Two of three Northern premiers said action plans will be created in response to the final report that delves into missing and murdered Indigenous women and girls.
The Yukon government is one of those jurisdictions, according to Premier Sandy Silver.
“We’re looking forward to addressing actions of the root causes of this crisis and we’re going to do that with our partners, with the Yukon Advisory Committee,” he said on June 14 after a territorial premiers’ forum hosted in Dawson City.
“We, as Canadians, we’re all affected by these tragic events that have been documented through this inquiry and we have stake in not only ending violence against Indigenous women and girls but also LGBTQ2S+ individuals and that’s the good work we’re going to endeavour moving forward.”
The inquiry’s final report was released at a closing ceremony on June 3. It concludes that systemic violence faced by Indigenous women, girls and 2SLGBTQQIA (two-spirit, lesbian, gay, bisexual, transgender, queer, questioning, intersex and asexual) people in Canada amounts to genocide.
There are 231 “calls for justice,” a national action plan being one of them.
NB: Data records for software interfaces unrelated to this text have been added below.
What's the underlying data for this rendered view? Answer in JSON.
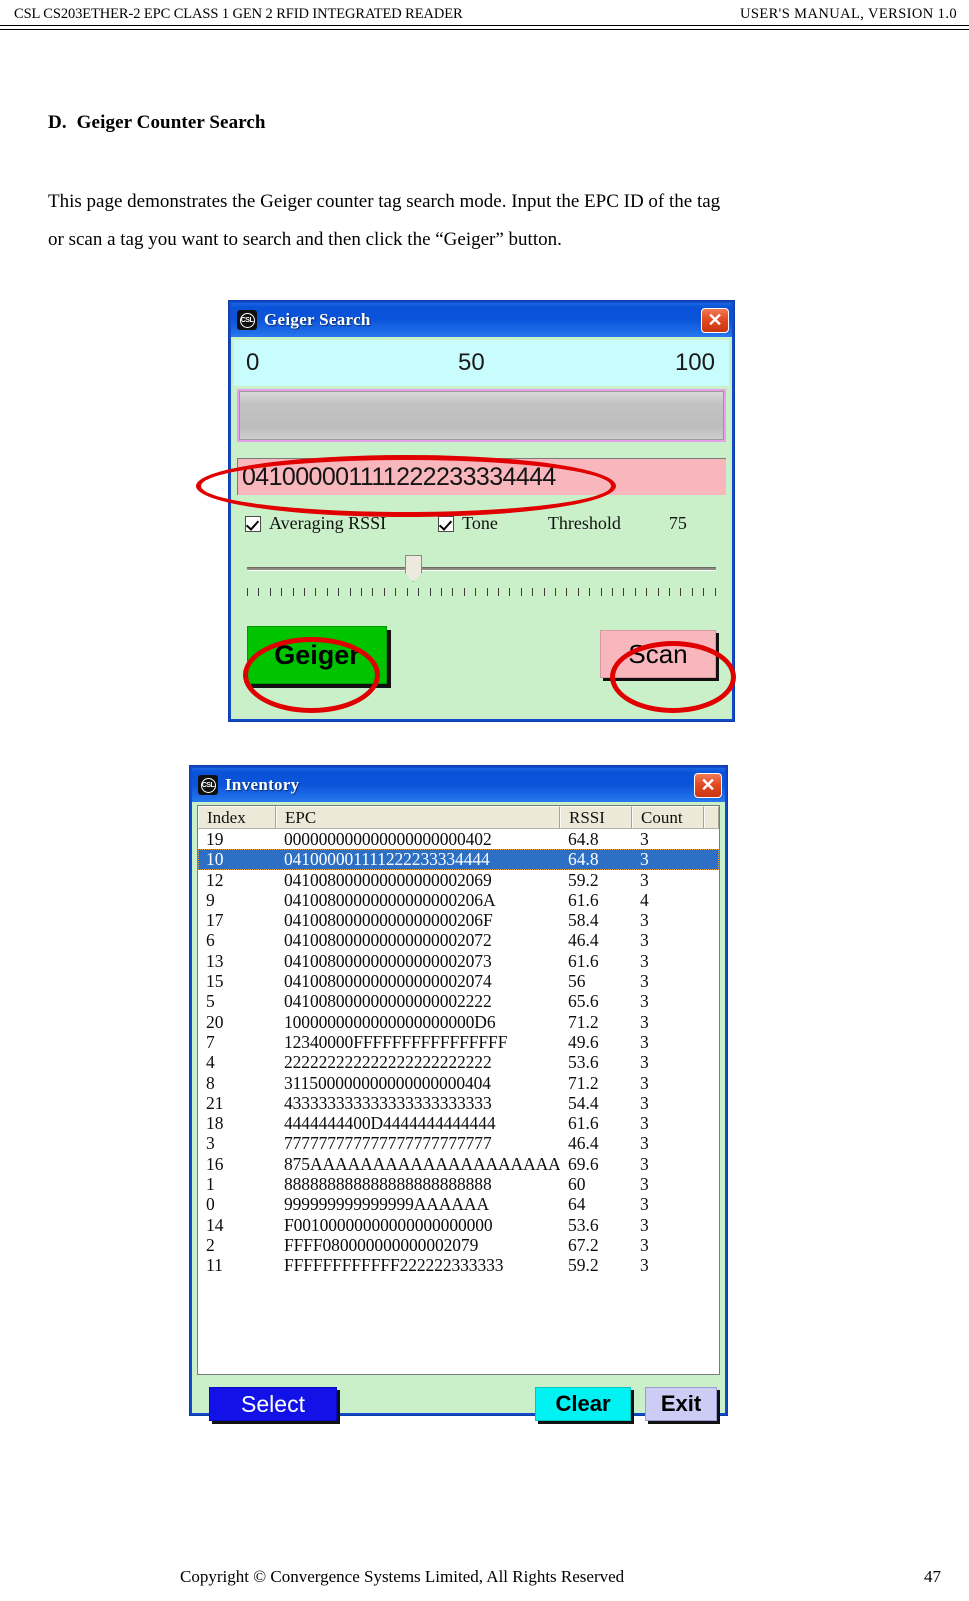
{
  "page_header": {
    "left": "CSL CS203ETHER-2 EPC CLASS 1 GEN 2 RFID INTEGRATED READER",
    "right": "USER'S  MANUAL,  VERSION  1.0"
  },
  "section": {
    "letter": "D.",
    "title": "Geiger Counter Search",
    "paragraph_line1": "This page demonstrates the Geiger counter tag search mode. Input the EPC ID of the tag",
    "paragraph_line2": "or scan a tag you want to search and then click the “Geiger” button."
  },
  "geiger_dialog": {
    "title": "Geiger Search",
    "logo_text": "CSL",
    "close_label": "✕",
    "scale": {
      "min": "0",
      "mid": "50",
      "max": "100"
    },
    "epc_value": "041000001111222233334444",
    "averaging_rssi_label": "Averaging RSSI",
    "averaging_rssi_checked": true,
    "tone_label": "Tone",
    "tone_checked": true,
    "threshold_label": "Threshold",
    "threshold_value": "75",
    "geiger_button": "Geiger",
    "scan_button": "Scan",
    "colors": {
      "scale_band": "#c8fcfd",
      "dialog_bg": "#c9f0c9",
      "epc_field": "#f7b7bd",
      "geiger_button": "#00c400",
      "scan_button": "#f7b7bd",
      "titlebar": "#0b53da",
      "annotation": "#e00000"
    }
  },
  "inventory_dialog": {
    "title": "Inventory",
    "logo_text": "CSL",
    "close_label": "✕",
    "columns": [
      "Index",
      "EPC",
      "RSSI",
      "Count"
    ],
    "selected_index": 1,
    "rows": [
      {
        "index": "19",
        "epc": "000000000000000000000402",
        "rssi": "64.8",
        "count": "3"
      },
      {
        "index": "10",
        "epc": "041000001111222233334444",
        "rssi": "64.8",
        "count": "3"
      },
      {
        "index": "12",
        "epc": "041008000000000000002069",
        "rssi": "59.2",
        "count": "3"
      },
      {
        "index": "9",
        "epc": "04100800000000000000206A",
        "rssi": "61.6",
        "count": "4"
      },
      {
        "index": "17",
        "epc": "04100800000000000000206F",
        "rssi": "58.4",
        "count": "3"
      },
      {
        "index": "6",
        "epc": "041008000000000000002072",
        "rssi": "46.4",
        "count": "3"
      },
      {
        "index": "13",
        "epc": "041008000000000000002073",
        "rssi": "61.6",
        "count": "3"
      },
      {
        "index": "15",
        "epc": "041008000000000000002074",
        "rssi": "56",
        "count": "3"
      },
      {
        "index": "5",
        "epc": "041008000000000000002222",
        "rssi": "65.6",
        "count": "3"
      },
      {
        "index": "20",
        "epc": "1000000000000000000000D6",
        "rssi": "71.2",
        "count": "3"
      },
      {
        "index": "7",
        "epc": "12340000FFFFFFFFFFFFFFFF",
        "rssi": "49.6",
        "count": "3"
      },
      {
        "index": "4",
        "epc": "222222222222222222222222",
        "rssi": "53.6",
        "count": "3"
      },
      {
        "index": "8",
        "epc": "311500000000000000000404",
        "rssi": "71.2",
        "count": "3"
      },
      {
        "index": "21",
        "epc": "433333333333333333333333",
        "rssi": "54.4",
        "count": "3"
      },
      {
        "index": "18",
        "epc": "4444444400D4444444444444",
        "rssi": "61.6",
        "count": "3"
      },
      {
        "index": "3",
        "epc": "777777777777777777777777",
        "rssi": "46.4",
        "count": "3"
      },
      {
        "index": "16",
        "epc": "875AAAAAAAAAAAAAAAAAAAAA",
        "rssi": "69.6",
        "count": "3"
      },
      {
        "index": "1",
        "epc": "888888888888888888888888",
        "rssi": "60",
        "count": "3"
      },
      {
        "index": "0",
        "epc": "999999999999999AAAAAA",
        "rssi": "64",
        "count": "3"
      },
      {
        "index": "14",
        "epc": "F00100000000000000000000",
        "rssi": "53.6",
        "count": "3"
      },
      {
        "index": "2",
        "epc": "FFFF080000000000002079",
        "rssi": "67.2",
        "count": "3"
      },
      {
        "index": "11",
        "epc": "FFFFFFFFFFFF222222333333",
        "rssi": "59.2",
        "count": "3"
      }
    ],
    "select_button": "Select",
    "clear_button": "Clear",
    "exit_button": "Exit",
    "colors": {
      "select_button": "#1212e8",
      "clear_button": "#00f2f2",
      "exit_button": "#ccccf5",
      "selected_row": "#2d6fc4"
    }
  },
  "footer": {
    "copyright": "Copyright © Convergence Systems Limited, All Rights Reserved",
    "page_number": "47"
  }
}
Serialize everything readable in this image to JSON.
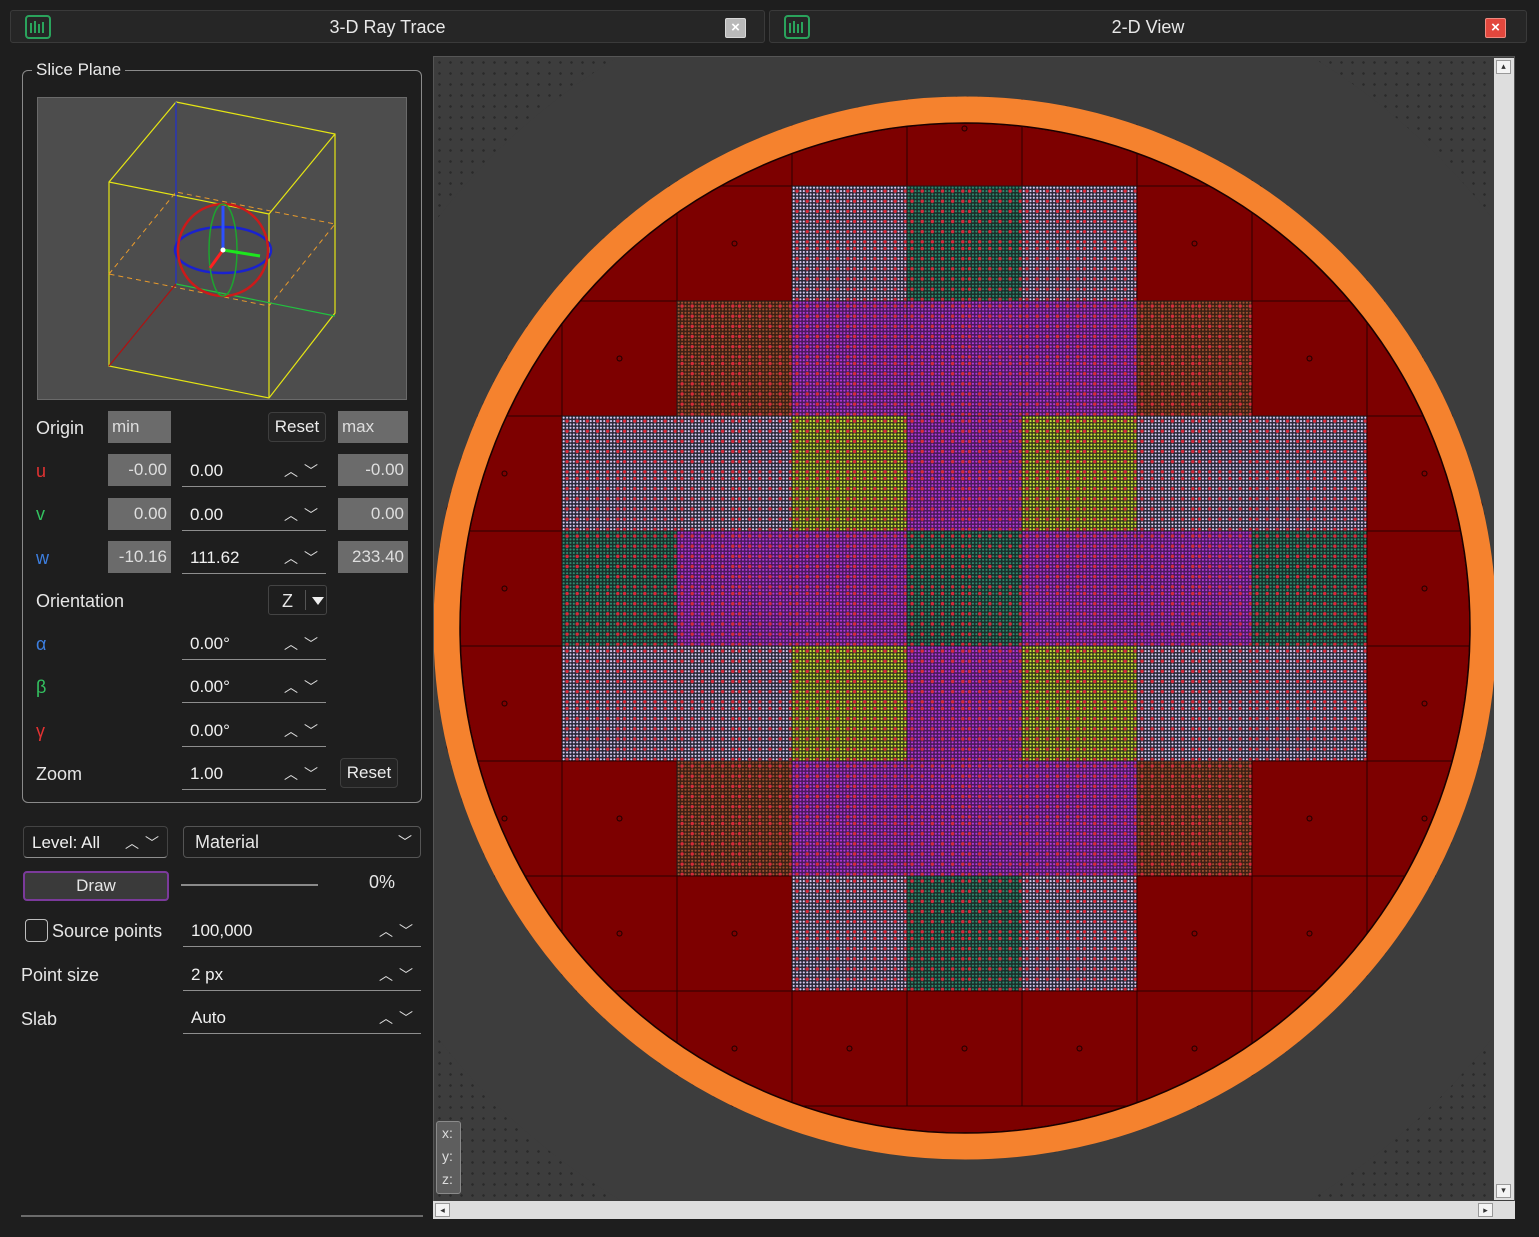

It’s unclear when the Yukon government will put such a plan together. A spokesperson with cabinet communications said that no timeline has been set.
“As more information about the action plan becomes available, we will share it with local media,” said Matthew Cameron in a written statement.
Nuvavut’s Premier, Joe Savikataaq, said officials are going over the report now, adding that there are 42 Inuit-specific recommendations included in it.
“We’ll be looking into them and coming up with an action plan on that,” he said.
Bob McLeod, premier of the Northwest Territories, didn’t explicitly state that an action plan will be created, but said his government will respond to the report in a “timely basis.”
“We’re hoping to be able to respond at our next session, which is the last two weeks of August, 2019,” he said.
Other topics were raised at the forum, which occurred on both June 13 and 14.
Climate change, being one, but also issues like disaster mitigation and energy issues.
More work needs to be done in order to build up the Arctic and respond to its distinct needs, a point held by each premier.
“Ottawa needs to have a lot more nation building when it comes to dealing with the Arctic,” Silver said. “We keep on having to describe the unique circumstances of the North. It doesn’t matter what the topic is with funding.”
Savikataaq, McLeod and Silver said more funds from federal coffers are urgently needed to bolster Northern infrastructure.
“We are so far behind on our infrastructure needs,” Savikataaq said. “We want to get to where the rest of Canada is, that southern Canadians take for granted that we don’t have up here.”
Contact Julien Gignac at firstname.lastname@example.org